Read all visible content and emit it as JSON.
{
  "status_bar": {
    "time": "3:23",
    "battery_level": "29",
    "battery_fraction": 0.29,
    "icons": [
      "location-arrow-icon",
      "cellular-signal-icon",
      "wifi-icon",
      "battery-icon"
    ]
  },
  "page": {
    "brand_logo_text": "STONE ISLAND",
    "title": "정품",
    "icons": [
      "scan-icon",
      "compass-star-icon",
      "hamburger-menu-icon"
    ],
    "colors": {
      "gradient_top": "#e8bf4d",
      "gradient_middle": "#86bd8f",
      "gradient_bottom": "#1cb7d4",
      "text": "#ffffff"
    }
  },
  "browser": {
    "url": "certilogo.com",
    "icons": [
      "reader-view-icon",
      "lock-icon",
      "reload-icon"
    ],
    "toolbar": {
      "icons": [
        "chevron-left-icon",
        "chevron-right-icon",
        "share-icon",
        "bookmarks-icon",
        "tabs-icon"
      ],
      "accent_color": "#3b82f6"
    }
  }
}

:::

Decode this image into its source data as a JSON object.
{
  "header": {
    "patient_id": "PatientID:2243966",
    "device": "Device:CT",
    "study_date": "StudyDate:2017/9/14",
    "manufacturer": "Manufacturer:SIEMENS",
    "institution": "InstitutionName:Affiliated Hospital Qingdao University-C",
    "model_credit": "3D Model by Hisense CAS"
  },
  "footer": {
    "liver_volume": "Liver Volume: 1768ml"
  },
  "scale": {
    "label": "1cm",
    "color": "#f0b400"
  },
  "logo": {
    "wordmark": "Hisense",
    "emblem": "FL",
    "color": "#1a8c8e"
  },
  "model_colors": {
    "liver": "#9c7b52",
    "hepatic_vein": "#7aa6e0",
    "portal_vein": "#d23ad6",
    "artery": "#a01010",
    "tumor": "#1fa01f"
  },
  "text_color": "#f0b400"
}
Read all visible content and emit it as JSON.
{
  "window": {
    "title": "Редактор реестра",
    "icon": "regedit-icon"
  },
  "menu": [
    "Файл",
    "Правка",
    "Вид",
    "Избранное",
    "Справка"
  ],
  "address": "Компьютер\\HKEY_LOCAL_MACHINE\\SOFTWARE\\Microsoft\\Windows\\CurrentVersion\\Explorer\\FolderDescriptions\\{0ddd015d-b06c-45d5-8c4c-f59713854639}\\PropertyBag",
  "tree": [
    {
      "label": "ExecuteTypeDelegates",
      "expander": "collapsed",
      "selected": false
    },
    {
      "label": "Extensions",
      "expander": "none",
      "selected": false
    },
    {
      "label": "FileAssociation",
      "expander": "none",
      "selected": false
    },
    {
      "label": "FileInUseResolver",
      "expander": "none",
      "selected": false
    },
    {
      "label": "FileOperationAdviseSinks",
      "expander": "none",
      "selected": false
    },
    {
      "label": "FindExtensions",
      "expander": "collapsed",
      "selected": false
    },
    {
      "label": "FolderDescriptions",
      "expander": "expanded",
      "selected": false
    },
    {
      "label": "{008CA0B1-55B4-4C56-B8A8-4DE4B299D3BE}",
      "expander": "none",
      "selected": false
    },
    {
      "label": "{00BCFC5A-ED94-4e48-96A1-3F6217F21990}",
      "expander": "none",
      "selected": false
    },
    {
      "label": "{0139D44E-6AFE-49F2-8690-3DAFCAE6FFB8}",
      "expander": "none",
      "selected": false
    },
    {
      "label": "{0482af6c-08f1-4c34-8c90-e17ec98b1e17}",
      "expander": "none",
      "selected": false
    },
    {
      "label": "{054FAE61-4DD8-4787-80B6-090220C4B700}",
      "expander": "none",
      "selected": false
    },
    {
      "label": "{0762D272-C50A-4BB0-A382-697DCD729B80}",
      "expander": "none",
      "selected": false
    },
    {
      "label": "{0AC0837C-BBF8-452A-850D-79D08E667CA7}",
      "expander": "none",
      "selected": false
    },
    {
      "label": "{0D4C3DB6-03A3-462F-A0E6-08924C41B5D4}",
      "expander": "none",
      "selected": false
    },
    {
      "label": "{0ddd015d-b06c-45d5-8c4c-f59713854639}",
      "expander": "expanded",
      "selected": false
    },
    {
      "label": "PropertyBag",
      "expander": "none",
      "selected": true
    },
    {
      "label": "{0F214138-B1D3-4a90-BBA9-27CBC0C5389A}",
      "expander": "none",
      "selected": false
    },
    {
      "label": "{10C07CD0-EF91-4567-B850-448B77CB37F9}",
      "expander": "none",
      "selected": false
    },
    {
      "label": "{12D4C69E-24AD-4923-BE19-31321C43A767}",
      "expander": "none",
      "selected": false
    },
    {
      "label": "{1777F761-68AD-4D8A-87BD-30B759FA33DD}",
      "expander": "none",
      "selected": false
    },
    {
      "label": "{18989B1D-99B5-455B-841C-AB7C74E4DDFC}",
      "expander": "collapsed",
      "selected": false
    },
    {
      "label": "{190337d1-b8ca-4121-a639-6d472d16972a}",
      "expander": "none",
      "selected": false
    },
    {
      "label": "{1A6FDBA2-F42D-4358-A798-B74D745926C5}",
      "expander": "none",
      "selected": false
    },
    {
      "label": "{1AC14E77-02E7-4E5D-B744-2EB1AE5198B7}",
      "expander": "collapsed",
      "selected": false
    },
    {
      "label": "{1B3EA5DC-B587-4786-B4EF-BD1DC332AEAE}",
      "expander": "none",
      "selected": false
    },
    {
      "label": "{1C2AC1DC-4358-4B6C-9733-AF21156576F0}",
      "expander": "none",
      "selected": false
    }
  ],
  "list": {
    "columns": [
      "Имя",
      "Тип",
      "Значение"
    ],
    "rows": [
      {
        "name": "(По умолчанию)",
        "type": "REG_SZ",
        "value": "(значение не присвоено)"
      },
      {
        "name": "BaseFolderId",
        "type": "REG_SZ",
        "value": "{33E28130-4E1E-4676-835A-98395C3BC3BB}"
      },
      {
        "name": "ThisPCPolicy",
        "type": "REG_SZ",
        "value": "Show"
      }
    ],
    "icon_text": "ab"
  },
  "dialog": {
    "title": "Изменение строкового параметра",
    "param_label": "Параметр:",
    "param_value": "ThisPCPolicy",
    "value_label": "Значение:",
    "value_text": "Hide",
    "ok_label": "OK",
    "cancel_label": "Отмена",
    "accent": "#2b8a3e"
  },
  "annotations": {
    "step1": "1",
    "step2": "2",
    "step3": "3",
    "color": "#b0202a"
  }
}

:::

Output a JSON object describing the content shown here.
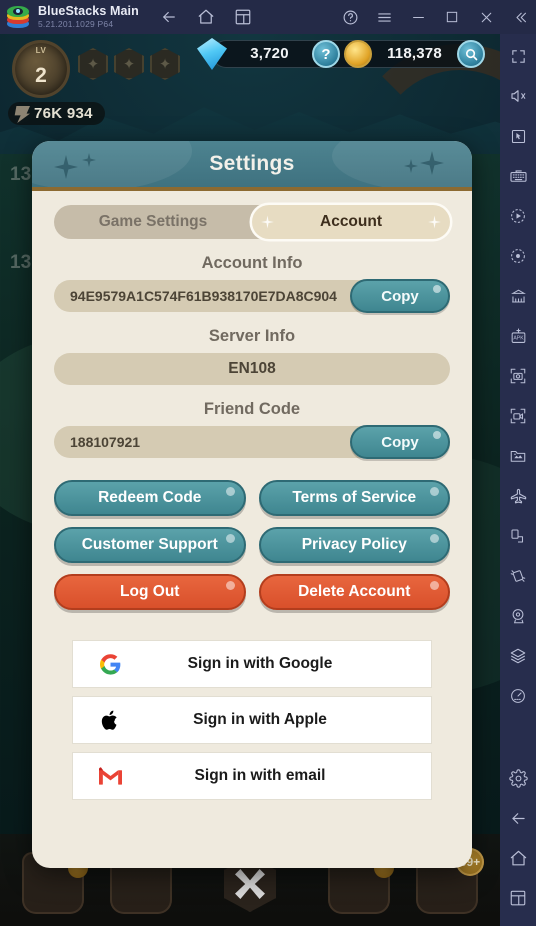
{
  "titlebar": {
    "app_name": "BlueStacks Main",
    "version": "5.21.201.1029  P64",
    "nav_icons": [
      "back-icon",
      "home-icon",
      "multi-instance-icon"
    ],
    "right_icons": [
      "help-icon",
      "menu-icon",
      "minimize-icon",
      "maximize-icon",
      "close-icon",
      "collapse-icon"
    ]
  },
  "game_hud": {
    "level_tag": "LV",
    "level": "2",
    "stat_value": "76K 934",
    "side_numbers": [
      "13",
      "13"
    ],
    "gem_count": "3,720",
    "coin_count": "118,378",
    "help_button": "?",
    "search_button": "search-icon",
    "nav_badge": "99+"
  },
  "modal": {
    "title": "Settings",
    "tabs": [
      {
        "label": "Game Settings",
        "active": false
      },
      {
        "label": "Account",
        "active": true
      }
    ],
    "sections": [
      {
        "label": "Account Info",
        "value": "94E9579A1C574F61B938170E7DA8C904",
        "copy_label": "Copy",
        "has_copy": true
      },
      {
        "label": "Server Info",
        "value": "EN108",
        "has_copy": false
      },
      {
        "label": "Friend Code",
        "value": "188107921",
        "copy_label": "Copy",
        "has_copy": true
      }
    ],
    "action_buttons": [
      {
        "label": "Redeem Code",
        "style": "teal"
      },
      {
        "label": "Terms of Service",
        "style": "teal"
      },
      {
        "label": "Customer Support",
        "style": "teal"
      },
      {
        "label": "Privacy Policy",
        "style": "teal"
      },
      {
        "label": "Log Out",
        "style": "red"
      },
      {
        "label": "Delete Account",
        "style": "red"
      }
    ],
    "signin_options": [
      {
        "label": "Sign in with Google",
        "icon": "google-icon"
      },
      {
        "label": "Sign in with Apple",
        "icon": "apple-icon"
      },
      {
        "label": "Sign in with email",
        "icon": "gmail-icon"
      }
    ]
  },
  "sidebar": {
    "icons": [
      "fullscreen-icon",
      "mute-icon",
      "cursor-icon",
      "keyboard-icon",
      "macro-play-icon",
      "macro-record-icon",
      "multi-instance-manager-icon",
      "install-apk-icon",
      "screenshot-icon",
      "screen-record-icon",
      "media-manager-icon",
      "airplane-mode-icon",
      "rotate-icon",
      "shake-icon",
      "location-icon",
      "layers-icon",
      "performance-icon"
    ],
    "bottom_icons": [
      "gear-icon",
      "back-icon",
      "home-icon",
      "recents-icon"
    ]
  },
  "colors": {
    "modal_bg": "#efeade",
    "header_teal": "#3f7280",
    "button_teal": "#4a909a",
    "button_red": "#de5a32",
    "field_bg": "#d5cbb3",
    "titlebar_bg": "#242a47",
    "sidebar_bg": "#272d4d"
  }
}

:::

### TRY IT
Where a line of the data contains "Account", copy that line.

### ANSWER SPACE
        "label": "Account",
        "label": "Account Info",
        "label": "Delete Account",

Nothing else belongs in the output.